Tuesday, October 9, 2012

Someone asked me if I had had any dealings

with pirates over my career and the answer is simply 'no', at least in the traditional sense of piracy.

When I was asked the question I grinned and thought of writing one of those "I put my cutlass in my teeth and swing across in the rigging" stories but why bother. Maybe some day I'll try my hand at fiction but not now.

Actually I did post one here for someone at work to read but that's another story You can go look it up sometime.

I suppose it could be argued with maybe a little success that I have been GUILTY of piracy, but I certainly am not going to post that on a public internet forum. There are only three crimes mentioned in the Constitution. They are treason, counterfeiting and piracy and I am not stupid enough to admit to any of those three.

A couple of decades ago I was a potential mutineer as several of us discussed putting the skipper in the raft with a case of cheap store brand diet cola and setting him adrift in Long Island Sound.

Cut the bastard loose! Watch the 6 O'clock news cameras roll as he washes ashore on Long Isand, a blithering wild-eyed wreck babbling incoherently about a mutinous crew out of an 1800s pirate movie. "The incarnate of Fletcher Christian himself cast me adrift!"

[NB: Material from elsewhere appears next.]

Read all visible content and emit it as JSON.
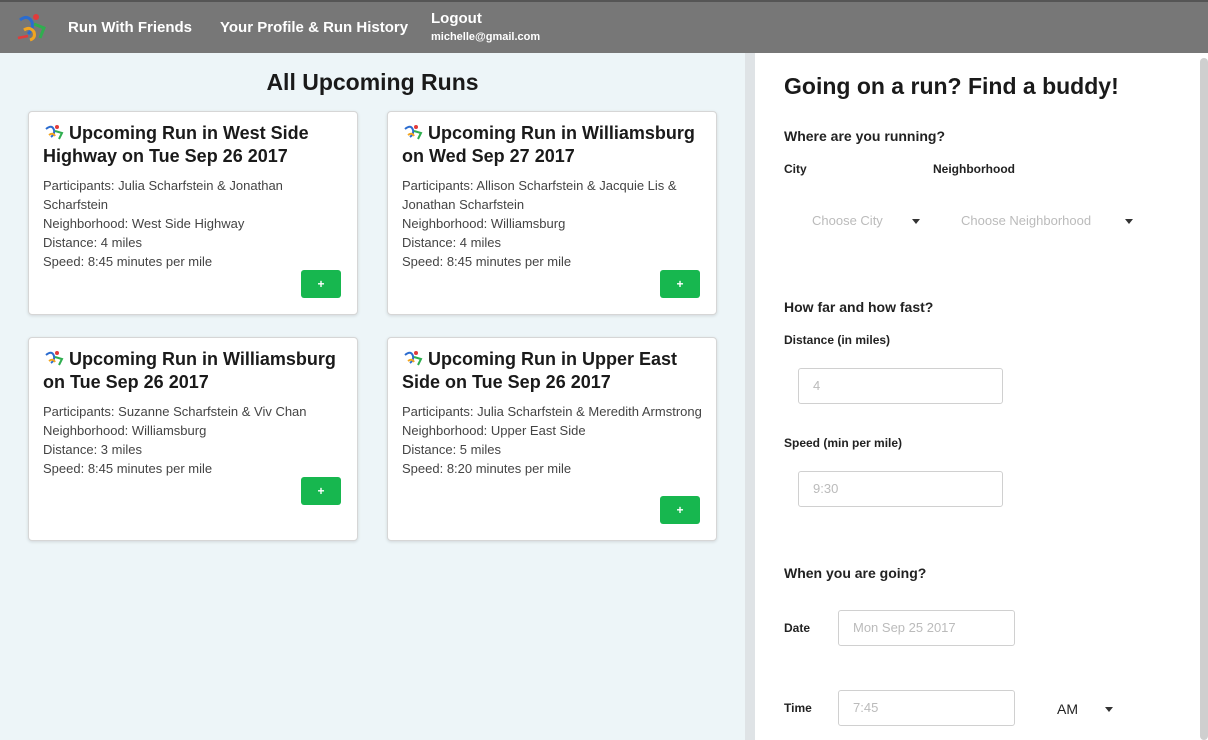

The interrogations of the crew would have been priceless.

As the Coast Guard was entering the area, the mate telling the deckhand to take the bandanna off of his head and telling the engineer to shave his pencil thin moustache off before the interrogation begins.

"I just went into the wheelhouse to bring the skipper up a coke and he was gone and the boat was running on autopilot!" This the deckhand.

"Jeez! I saw him a couple hours before he turned up missing and he was acting nervous as a cat! He was wild-eyed and flitting around with a terrified look in his eye. Something wasn't right!" This the engineer.

The mate: "Who? Me? I was asleep when I got woke up by the deckhand telling me the skipper was missing."

He was shorting us on our grub and that's a BIG no-no to a sailor.

When we got back to New York harbor I had a yardbird run up the street and had him pick me up a bag of limes. I served a quarter-lime every night with dinner to all hands. It took a couple of meals for the skipper to figure out what the limes were for and when he did he blew up with me. That proved to be a mistake as the crew backed me up and took over the fight. We got the skipper to loosen up the grub money purse strings after that and we started eating like normal sailors.

The only thing I recall that came after that was a couple of months later when my shoreside supervisor asked me if I really did serve limes at dinner. I innocently asked him if it looked like I had scurvy. When he said it didn't, I simply replied, "There's your answer," and shuffled off.

I did have a shipmate that was running deep sea for a while and twice he was boarded by pirates. I guess the first time they just sneaked aboard and stole a bunch of loose stuff, but the second time they ran through the ship and robbed as many crew members as they could find.

Anyway, to answer your question, the only pirates I have dealt with out here for the most part were shipmates and friends. That ain't a bad deal.

my other blog is: http://officerpiccolo.blogspot.com/ http://piccolosbutler.blogspot.com/


  1. See, your skipper was smart enough to realize that you were protesting and was reasonable enough to rectify the situation.

    I've had my hand in organizing some "under the radar" protests, and for the most part I realized that the majority of the chain of command was too stupid to figure out that we were making fun of them and their rules. Those that were smart enough to understand were too scared to try to rectify anything. It was quite dispiriting.

  2. He wasn't all that smart. It took days and several little clues from the crew before he figured it out. Thank God the guys out here are a whole lot sharper than they were 20 years ago.